Exercise requirements: Omit the images, then output each of the records below exactly.

Dataset records:
==*==
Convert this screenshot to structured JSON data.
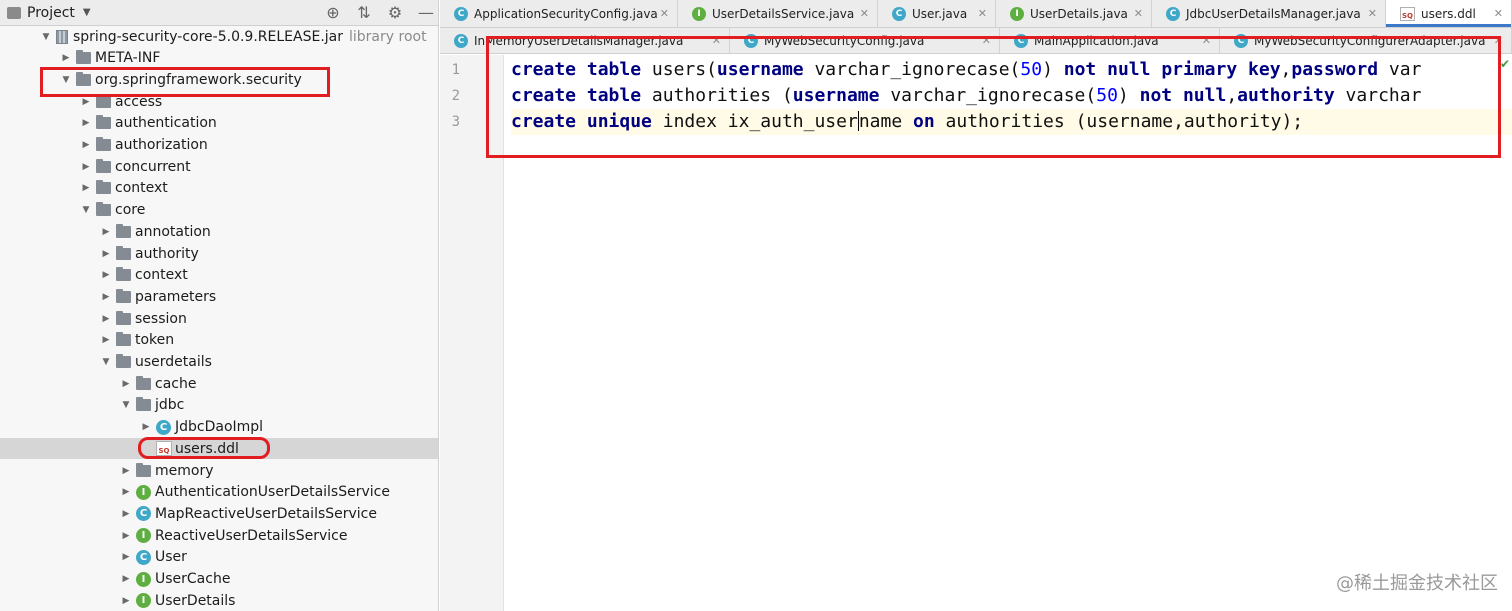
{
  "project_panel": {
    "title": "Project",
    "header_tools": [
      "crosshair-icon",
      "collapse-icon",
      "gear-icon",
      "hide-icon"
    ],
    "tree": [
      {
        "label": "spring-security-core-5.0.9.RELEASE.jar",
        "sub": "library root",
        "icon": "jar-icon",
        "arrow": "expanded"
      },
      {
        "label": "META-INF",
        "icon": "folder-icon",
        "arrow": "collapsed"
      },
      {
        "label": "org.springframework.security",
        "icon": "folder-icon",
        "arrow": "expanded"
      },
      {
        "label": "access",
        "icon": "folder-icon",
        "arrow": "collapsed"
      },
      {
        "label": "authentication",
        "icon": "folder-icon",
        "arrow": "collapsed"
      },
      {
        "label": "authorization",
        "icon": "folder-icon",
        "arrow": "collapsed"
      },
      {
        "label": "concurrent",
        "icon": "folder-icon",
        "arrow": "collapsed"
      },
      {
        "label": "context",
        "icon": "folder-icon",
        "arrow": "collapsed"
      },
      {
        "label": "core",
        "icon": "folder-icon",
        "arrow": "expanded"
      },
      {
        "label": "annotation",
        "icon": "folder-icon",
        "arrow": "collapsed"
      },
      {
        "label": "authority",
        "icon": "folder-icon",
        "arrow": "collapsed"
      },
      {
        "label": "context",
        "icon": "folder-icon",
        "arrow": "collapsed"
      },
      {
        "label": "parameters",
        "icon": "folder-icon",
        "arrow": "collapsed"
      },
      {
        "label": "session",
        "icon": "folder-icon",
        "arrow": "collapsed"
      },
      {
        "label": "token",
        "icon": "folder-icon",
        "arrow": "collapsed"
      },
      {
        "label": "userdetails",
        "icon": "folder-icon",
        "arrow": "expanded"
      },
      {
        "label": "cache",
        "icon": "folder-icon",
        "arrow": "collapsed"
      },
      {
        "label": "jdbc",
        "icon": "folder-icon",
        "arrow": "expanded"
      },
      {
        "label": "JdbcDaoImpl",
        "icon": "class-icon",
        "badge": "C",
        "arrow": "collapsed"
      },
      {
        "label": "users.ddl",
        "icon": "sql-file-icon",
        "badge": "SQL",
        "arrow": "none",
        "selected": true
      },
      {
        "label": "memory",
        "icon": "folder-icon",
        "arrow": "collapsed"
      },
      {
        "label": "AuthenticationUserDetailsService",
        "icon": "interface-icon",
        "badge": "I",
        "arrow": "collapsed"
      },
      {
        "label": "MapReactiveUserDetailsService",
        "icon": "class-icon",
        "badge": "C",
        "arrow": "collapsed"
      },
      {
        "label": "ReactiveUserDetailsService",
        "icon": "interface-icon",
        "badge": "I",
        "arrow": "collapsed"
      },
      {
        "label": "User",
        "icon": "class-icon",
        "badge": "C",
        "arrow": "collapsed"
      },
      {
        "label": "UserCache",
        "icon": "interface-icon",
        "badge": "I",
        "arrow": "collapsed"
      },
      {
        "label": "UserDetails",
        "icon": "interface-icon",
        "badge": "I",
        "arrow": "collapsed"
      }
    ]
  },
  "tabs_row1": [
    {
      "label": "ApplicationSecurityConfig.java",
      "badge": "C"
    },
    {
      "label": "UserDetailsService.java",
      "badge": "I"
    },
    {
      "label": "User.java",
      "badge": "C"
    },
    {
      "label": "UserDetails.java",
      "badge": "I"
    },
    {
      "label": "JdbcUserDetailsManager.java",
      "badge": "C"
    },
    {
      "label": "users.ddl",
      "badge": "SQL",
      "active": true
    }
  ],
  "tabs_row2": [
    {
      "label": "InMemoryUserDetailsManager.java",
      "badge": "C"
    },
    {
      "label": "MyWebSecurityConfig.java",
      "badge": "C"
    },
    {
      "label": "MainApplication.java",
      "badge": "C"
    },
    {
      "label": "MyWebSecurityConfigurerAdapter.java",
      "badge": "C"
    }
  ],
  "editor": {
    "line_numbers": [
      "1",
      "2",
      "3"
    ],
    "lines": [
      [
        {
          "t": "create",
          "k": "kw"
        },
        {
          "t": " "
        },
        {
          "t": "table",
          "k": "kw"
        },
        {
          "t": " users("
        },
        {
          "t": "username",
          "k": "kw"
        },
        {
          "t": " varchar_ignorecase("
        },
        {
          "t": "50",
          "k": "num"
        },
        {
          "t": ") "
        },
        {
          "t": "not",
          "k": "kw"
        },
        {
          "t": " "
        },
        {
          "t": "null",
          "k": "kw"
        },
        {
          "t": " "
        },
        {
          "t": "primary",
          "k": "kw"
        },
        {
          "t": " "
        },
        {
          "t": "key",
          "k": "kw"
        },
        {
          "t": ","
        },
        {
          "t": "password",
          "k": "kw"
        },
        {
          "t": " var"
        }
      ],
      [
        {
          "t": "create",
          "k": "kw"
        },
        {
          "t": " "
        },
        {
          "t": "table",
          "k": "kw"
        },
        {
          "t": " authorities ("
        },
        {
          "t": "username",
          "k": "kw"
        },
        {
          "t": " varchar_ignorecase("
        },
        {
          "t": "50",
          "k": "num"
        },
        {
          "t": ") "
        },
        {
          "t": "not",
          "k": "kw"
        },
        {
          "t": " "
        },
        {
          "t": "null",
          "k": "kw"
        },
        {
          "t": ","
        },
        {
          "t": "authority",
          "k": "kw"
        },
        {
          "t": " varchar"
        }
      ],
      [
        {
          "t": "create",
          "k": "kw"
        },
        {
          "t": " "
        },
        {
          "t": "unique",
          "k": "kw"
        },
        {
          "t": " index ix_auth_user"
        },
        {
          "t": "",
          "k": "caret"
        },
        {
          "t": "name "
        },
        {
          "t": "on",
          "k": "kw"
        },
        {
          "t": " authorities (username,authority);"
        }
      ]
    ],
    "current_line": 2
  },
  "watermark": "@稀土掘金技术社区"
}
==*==
Written answer:
Convert this screenshot to structured JSON data.
{
  "project_panel": {
    "title": "Project",
    "header_tools": [
      "crosshair-icon",
      "collapse-icon",
      "gear-icon",
      "hide-icon"
    ],
    "tree": [
      {
        "label": "spring-security-core-5.0.9.RELEASE.jar",
        "sub": "library root",
        "icon": "jar-icon",
        "arrow": "expanded"
      },
      {
        "label": "META-INF",
        "icon": "folder-icon",
        "arrow": "collapsed"
      },
      {
        "label": "org.springframework.security",
        "icon": "folder-icon",
        "arrow": "expanded"
      },
      {
        "label": "access",
        "icon": "folder-icon",
        "arrow": "collapsed"
      },
      {
        "label": "authentication",
        "icon": "folder-icon",
        "arrow": "collapsed"
      },
      {
        "label": "authorization",
        "icon": "folder-icon",
        "arrow": "collapsed"
      },
      {
        "label": "concurrent",
        "icon": "folder-icon",
        "arrow": "collapsed"
      },
      {
        "label": "context",
        "icon": "folder-icon",
        "arrow": "collapsed"
      },
      {
        "label": "core",
        "icon": "folder-icon",
        "arrow": "expanded"
      },
      {
        "label": "annotation",
        "icon": "folder-icon",
        "arrow": "collapsed"
      },
      {
        "label": "authority",
        "icon": "folder-icon",
        "arrow": "collapsed"
      },
      {
        "label": "context",
        "icon": "folder-icon",
        "arrow": "collapsed"
      },
      {
        "label": "parameters",
        "icon": "folder-icon",
        "arrow": "collapsed"
      },
      {
        "label": "session",
        "icon": "folder-icon",
        "arrow": "collapsed"
      },
      {
        "label": "token",
        "icon": "folder-icon",
        "arrow": "collapsed"
      },
      {
        "label": "userdetails",
        "icon": "folder-icon",
        "arrow": "expanded"
      },
      {
        "label": "cache",
        "icon": "folder-icon",
        "arrow": "collapsed"
      },
      {
        "label": "jdbc",
        "icon": "folder-icon",
        "arrow": "expanded"
      },
      {
        "label": "JdbcDaoImpl",
        "icon": "class-icon",
        "badge": "C",
        "arrow": "collapsed"
      },
      {
        "label": "users.ddl",
        "icon": "sql-file-icon",
        "badge": "SQL",
        "arrow": "none",
        "selected": true
      },
      {
        "label": "memory",
        "icon": "folder-icon",
        "arrow": "collapsed"
      },
      {
        "label": "AuthenticationUserDetailsService",
        "icon": "interface-icon",
        "badge": "I",
        "arrow": "collapsed"
      },
      {
        "label": "MapReactiveUserDetailsService",
        "icon": "class-icon",
        "badge": "C",
        "arrow": "collapsed"
      },
      {
        "label": "ReactiveUserDetailsService",
        "icon": "interface-icon",
        "badge": "I",
        "arrow": "collapsed"
      },
      {
        "label": "User",
        "icon": "class-icon",
        "badge": "C",
        "arrow": "collapsed"
      },
      {
        "label": "UserCache",
        "icon": "interface-icon",
        "badge": "I",
        "arrow": "collapsed"
      },
      {
        "label": "UserDetails",
        "icon": "interface-icon",
        "badge": "I",
        "arrow": "collapsed"
      }
    ]
  },
  "tabs_row1": [
    {
      "label": "ApplicationSecurityConfig.java",
      "badge": "C"
    },
    {
      "label": "UserDetailsService.java",
      "badge": "I"
    },
    {
      "label": "User.java",
      "badge": "C"
    },
    {
      "label": "UserDetails.java",
      "badge": "I"
    },
    {
      "label": "JdbcUserDetailsManager.java",
      "badge": "C"
    },
    {
      "label": "users.ddl",
      "badge": "SQL",
      "active": true
    }
  ],
  "tabs_row2": [
    {
      "label": "InMemoryUserDetailsManager.java",
      "badge": "C"
    },
    {
      "label": "MyWebSecurityConfig.java",
      "badge": "C"
    },
    {
      "label": "MainApplication.java",
      "badge": "C"
    },
    {
      "label": "MyWebSecurityConfigurerAdapter.java",
      "badge": "C"
    }
  ],
  "editor": {
    "line_numbers": [
      "1",
      "2",
      "3"
    ],
    "lines": [
      [
        {
          "t": "create",
          "k": "kw"
        },
        {
          "t": " "
        },
        {
          "t": "table",
          "k": "kw"
        },
        {
          "t": " users("
        },
        {
          "t": "username",
          "k": "kw"
        },
        {
          "t": " varchar_ignorecase("
        },
        {
          "t": "50",
          "k": "num"
        },
        {
          "t": ") "
        },
        {
          "t": "not",
          "k": "kw"
        },
        {
          "t": " "
        },
        {
          "t": "null",
          "k": "kw"
        },
        {
          "t": " "
        },
        {
          "t": "primary",
          "k": "kw"
        },
        {
          "t": " "
        },
        {
          "t": "key",
          "k": "kw"
        },
        {
          "t": ","
        },
        {
          "t": "password",
          "k": "kw"
        },
        {
          "t": " var"
        }
      ],
      [
        {
          "t": "create",
          "k": "kw"
        },
        {
          "t": " "
        },
        {
          "t": "table",
          "k": "kw"
        },
        {
          "t": " authorities ("
        },
        {
          "t": "username",
          "k": "kw"
        },
        {
          "t": " varchar_ignorecase("
        },
        {
          "t": "50",
          "k": "num"
        },
        {
          "t": ") "
        },
        {
          "t": "not",
          "k": "kw"
        },
        {
          "t": " "
        },
        {
          "t": "null",
          "k": "kw"
        },
        {
          "t": ","
        },
        {
          "t": "authority",
          "k": "kw"
        },
        {
          "t": " varchar"
        }
      ],
      [
        {
          "t": "create",
          "k": "kw"
        },
        {
          "t": " "
        },
        {
          "t": "unique",
          "k": "kw"
        },
        {
          "t": " index ix_auth_user"
        },
        {
          "t": "",
          "k": "caret"
        },
        {
          "t": "name "
        },
        {
          "t": "on",
          "k": "kw"
        },
        {
          "t": " authorities (username,authority);"
        }
      ]
    ],
    "current_line": 2
  },
  "watermark": "@稀土掘金技术社区"
}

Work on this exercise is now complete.